July, 2019
Volume 45, Number 2
  
11 September 2017
Greg Kandra




Mekhitarist Father Hovsep spends a moment with a camper after liturgy. (photo: Armineh Johannes)

Several years ago, we paid a visit to summer camps for kids in Armenia and Georgia — camps that are offering young people fresh air and fresh hope:

Religious devotions and catechism constitute a significant portion of the day at Diramayr. Days begin and end with prayer, while catechism class is a daily feature. Sunday mornings are reserved for the celebration of the Soorp Badarak, the Divine Liturgy.

Because few Armenians belong to the Armenian Catholic Church (just 220,000 of its 2.9 million citizens), most of those who attend the camp nominally belong to the Armenian Apostolic Church, the historic faith community of the Armenian people. The two churches share the same culture, liturgy and traditions (only full communion with the Church of Rome distinguishes Catholic from Armenian Apostolic Christians), thus sparing the camp from religious discord.

Summer camp would not be summer camp if the campers had their heads stuck in their Bibles or catechisms all day. Children study languages (French or English), art and computers and also have plenty of time for sports and outdoor activities such as hiking and canoeing.

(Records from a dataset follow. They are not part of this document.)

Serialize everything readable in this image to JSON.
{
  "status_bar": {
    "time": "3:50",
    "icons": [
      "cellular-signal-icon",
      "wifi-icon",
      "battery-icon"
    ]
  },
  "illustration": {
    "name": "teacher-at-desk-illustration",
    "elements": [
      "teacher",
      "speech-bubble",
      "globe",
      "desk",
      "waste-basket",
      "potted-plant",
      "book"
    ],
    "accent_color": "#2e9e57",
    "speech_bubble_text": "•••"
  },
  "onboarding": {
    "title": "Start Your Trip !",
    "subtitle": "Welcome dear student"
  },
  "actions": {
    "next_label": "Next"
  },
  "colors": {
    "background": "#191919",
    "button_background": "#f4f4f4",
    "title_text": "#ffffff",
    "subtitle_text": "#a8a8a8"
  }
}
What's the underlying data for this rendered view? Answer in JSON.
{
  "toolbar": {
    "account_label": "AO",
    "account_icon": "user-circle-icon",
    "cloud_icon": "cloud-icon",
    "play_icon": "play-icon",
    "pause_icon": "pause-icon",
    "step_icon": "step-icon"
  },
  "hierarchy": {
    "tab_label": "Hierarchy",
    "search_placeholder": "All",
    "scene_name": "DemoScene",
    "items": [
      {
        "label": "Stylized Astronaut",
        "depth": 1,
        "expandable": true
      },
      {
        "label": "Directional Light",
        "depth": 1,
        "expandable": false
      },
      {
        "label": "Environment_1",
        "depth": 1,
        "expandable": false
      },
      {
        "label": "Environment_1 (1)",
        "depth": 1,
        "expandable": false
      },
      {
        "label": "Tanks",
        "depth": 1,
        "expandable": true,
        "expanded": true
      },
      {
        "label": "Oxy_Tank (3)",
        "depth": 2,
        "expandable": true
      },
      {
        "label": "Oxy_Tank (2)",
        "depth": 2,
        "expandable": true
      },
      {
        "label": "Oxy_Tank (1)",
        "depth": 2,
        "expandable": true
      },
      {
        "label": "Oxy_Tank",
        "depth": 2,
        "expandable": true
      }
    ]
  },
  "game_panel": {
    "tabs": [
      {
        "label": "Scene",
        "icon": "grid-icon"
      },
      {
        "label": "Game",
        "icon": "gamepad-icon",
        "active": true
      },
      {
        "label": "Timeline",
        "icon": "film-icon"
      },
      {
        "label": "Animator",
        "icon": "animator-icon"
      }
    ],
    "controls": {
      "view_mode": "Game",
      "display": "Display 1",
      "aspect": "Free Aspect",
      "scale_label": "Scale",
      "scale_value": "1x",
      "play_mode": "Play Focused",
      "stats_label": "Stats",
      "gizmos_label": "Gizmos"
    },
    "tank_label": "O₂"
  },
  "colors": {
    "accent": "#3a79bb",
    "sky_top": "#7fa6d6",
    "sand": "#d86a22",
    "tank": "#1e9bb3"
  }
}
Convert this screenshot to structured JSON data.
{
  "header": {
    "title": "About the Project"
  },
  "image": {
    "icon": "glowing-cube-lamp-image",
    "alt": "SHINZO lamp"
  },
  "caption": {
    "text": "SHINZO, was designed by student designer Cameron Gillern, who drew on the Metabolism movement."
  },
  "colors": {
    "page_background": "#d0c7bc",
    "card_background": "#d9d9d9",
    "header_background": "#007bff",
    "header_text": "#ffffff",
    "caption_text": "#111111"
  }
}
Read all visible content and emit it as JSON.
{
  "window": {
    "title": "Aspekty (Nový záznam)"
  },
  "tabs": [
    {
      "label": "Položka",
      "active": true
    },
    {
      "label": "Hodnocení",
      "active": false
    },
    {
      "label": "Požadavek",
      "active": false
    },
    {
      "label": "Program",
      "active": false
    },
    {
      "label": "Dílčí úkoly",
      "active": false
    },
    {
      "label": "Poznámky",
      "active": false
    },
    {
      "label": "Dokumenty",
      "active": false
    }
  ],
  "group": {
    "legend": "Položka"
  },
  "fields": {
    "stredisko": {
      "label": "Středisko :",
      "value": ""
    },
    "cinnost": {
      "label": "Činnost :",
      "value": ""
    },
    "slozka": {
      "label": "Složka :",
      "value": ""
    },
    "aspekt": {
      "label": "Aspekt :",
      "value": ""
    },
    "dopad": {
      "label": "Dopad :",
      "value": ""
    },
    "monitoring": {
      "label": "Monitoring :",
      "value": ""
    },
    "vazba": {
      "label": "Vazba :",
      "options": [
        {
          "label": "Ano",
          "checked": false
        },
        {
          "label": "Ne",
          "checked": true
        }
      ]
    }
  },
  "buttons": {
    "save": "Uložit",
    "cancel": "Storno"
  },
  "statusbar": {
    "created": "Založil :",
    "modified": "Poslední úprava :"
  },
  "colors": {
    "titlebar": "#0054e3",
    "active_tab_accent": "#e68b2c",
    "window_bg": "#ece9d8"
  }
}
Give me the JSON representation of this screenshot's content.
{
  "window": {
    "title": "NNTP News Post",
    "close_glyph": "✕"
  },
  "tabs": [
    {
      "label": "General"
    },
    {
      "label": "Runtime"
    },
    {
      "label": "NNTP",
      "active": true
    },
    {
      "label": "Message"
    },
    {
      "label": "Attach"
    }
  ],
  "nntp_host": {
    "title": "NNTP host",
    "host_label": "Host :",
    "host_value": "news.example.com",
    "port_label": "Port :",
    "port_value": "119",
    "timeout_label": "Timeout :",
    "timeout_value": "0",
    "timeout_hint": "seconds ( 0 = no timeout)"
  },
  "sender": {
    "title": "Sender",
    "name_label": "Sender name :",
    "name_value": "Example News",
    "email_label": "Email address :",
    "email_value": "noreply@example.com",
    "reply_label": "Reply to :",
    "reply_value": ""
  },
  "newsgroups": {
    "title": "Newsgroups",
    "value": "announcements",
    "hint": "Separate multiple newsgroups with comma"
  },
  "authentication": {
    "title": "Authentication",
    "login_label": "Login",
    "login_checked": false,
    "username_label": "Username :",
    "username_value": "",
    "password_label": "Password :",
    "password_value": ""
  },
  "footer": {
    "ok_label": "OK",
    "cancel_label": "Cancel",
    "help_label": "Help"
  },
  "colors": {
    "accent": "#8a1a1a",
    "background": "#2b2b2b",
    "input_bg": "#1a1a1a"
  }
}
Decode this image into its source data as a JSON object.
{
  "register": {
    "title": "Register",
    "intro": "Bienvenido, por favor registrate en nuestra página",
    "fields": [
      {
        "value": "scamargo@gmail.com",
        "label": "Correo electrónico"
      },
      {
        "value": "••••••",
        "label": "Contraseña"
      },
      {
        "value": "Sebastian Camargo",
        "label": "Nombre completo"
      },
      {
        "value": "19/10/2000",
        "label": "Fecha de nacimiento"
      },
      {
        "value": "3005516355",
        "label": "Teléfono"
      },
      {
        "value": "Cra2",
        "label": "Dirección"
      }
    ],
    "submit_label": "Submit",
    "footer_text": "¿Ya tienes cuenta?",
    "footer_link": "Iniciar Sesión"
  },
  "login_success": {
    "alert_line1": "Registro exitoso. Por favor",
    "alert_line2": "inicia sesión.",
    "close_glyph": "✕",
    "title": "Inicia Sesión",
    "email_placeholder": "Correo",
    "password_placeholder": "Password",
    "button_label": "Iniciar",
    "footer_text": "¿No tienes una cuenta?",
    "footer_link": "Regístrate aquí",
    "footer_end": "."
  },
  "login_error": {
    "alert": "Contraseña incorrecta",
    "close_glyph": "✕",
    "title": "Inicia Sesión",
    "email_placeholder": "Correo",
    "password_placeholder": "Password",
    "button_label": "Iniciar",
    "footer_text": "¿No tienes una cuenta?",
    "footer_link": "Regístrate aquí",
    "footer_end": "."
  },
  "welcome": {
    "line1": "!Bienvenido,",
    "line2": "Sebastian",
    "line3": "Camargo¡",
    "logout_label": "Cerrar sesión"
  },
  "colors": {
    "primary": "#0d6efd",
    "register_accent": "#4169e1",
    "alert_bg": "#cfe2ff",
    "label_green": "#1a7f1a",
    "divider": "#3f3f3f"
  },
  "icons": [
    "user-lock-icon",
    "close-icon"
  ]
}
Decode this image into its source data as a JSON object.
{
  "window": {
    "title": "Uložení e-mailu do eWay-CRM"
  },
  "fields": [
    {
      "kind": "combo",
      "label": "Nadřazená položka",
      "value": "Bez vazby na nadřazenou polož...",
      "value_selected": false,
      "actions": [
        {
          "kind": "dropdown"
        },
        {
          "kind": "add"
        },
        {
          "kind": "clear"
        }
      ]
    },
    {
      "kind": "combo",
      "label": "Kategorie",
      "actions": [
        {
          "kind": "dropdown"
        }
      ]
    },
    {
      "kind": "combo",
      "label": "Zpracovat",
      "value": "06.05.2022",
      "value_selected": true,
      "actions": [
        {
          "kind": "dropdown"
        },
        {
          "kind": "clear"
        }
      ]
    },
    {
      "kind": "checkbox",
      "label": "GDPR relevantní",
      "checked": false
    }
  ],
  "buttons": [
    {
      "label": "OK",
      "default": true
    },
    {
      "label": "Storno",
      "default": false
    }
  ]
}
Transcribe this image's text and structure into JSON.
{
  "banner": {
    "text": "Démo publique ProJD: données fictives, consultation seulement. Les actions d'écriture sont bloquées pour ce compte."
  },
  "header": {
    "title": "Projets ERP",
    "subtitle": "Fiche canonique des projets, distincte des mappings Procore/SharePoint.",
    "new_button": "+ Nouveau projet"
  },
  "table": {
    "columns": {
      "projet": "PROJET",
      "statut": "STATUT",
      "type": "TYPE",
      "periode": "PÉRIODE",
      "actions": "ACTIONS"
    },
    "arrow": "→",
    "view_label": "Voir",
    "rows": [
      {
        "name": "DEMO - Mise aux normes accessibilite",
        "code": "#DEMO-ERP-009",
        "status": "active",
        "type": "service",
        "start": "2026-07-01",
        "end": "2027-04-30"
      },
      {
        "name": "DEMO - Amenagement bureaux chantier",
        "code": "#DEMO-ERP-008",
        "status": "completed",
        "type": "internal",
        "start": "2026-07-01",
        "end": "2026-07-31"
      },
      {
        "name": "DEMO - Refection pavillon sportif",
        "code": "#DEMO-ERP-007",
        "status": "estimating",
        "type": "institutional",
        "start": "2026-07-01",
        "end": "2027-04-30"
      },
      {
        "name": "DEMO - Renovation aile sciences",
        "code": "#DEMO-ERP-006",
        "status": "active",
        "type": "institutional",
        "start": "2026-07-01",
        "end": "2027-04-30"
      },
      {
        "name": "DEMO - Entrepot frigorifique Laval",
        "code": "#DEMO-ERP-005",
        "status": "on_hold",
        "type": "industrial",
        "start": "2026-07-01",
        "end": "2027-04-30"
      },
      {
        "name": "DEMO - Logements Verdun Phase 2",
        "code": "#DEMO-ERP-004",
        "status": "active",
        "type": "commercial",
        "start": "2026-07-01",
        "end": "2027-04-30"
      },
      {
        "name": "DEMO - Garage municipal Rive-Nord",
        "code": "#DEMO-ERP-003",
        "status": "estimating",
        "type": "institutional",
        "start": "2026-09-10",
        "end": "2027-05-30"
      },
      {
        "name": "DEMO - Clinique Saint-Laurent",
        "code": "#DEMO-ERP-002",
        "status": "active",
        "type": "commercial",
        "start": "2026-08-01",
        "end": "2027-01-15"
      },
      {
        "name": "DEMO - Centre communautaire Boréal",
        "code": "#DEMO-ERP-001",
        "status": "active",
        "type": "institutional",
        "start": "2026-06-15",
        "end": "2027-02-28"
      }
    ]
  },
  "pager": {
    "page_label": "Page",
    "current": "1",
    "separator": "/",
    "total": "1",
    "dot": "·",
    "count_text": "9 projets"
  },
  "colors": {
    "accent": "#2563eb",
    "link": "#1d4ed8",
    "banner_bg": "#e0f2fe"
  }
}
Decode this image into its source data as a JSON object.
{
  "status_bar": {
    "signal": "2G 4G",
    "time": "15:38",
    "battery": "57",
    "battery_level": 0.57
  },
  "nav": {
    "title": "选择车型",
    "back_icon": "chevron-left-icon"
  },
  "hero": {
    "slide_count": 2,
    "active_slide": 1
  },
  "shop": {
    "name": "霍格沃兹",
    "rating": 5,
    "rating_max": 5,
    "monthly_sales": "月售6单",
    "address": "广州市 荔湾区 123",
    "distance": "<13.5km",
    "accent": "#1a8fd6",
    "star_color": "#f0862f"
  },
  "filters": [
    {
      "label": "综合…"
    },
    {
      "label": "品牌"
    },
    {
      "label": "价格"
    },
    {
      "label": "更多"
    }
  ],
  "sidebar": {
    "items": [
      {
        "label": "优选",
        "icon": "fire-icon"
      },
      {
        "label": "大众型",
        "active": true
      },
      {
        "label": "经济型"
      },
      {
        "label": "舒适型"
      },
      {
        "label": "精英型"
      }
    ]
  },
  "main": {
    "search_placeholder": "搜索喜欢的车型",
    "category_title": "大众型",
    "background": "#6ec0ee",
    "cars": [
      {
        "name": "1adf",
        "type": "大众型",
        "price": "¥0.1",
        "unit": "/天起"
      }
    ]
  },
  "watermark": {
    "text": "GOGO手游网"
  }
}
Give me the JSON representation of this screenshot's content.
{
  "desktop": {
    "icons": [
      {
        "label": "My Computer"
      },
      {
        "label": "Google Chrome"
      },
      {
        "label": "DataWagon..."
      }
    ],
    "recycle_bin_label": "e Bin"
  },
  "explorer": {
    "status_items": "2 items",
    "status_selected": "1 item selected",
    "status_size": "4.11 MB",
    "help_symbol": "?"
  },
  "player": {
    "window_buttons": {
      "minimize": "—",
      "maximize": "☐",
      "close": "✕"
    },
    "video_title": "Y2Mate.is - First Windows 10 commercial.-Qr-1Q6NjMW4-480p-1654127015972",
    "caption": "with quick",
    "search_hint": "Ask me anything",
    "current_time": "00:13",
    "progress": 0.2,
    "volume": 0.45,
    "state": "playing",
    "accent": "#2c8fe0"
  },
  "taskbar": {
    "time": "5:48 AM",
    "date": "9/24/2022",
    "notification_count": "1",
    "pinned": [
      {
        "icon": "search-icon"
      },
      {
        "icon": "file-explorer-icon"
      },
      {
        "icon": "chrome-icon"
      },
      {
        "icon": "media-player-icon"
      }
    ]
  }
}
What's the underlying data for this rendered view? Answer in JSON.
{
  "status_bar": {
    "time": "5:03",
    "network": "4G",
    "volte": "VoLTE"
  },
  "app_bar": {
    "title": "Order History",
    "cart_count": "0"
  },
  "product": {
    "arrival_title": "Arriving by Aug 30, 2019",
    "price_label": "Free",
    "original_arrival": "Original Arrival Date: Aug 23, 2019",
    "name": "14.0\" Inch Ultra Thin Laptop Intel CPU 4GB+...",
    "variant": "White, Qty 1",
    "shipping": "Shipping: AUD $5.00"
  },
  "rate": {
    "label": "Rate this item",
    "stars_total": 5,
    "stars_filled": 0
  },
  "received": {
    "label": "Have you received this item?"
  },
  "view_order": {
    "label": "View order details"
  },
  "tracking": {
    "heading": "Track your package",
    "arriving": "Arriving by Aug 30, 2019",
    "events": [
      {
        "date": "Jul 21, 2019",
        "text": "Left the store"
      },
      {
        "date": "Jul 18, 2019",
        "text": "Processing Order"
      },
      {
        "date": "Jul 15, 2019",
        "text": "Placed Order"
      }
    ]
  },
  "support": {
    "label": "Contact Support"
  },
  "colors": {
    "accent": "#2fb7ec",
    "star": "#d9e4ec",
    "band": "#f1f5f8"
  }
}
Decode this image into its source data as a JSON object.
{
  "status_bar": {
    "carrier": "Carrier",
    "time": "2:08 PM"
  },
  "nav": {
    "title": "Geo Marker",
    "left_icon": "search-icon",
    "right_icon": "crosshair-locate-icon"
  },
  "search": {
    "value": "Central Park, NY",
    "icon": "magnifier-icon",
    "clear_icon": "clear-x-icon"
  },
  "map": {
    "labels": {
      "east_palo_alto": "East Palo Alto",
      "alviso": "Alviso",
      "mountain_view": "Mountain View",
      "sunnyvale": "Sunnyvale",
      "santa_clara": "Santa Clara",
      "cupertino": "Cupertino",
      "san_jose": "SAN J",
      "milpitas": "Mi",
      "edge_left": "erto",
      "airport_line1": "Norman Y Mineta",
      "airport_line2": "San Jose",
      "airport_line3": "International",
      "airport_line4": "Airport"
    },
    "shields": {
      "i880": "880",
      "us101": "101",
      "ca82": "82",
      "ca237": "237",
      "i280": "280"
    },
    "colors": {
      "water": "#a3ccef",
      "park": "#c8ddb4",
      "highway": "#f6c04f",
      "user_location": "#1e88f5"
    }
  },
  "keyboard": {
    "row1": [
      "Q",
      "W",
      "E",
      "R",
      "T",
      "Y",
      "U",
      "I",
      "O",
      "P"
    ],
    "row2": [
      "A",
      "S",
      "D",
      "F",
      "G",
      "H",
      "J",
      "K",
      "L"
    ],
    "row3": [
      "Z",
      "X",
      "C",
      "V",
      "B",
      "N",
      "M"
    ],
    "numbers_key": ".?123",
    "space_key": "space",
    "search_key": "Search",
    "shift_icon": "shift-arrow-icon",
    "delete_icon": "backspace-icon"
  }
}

They also take day trips to nearby Lake Sevan and visit the ancient historical monuments that dot Armenia’s countryside.

While most of the day is scheduled, the campers also have free time to horse around in the playground or chat with their friends.

Read more about Kids’ Camps in the Caucasus in the November 2007 edition of ONE.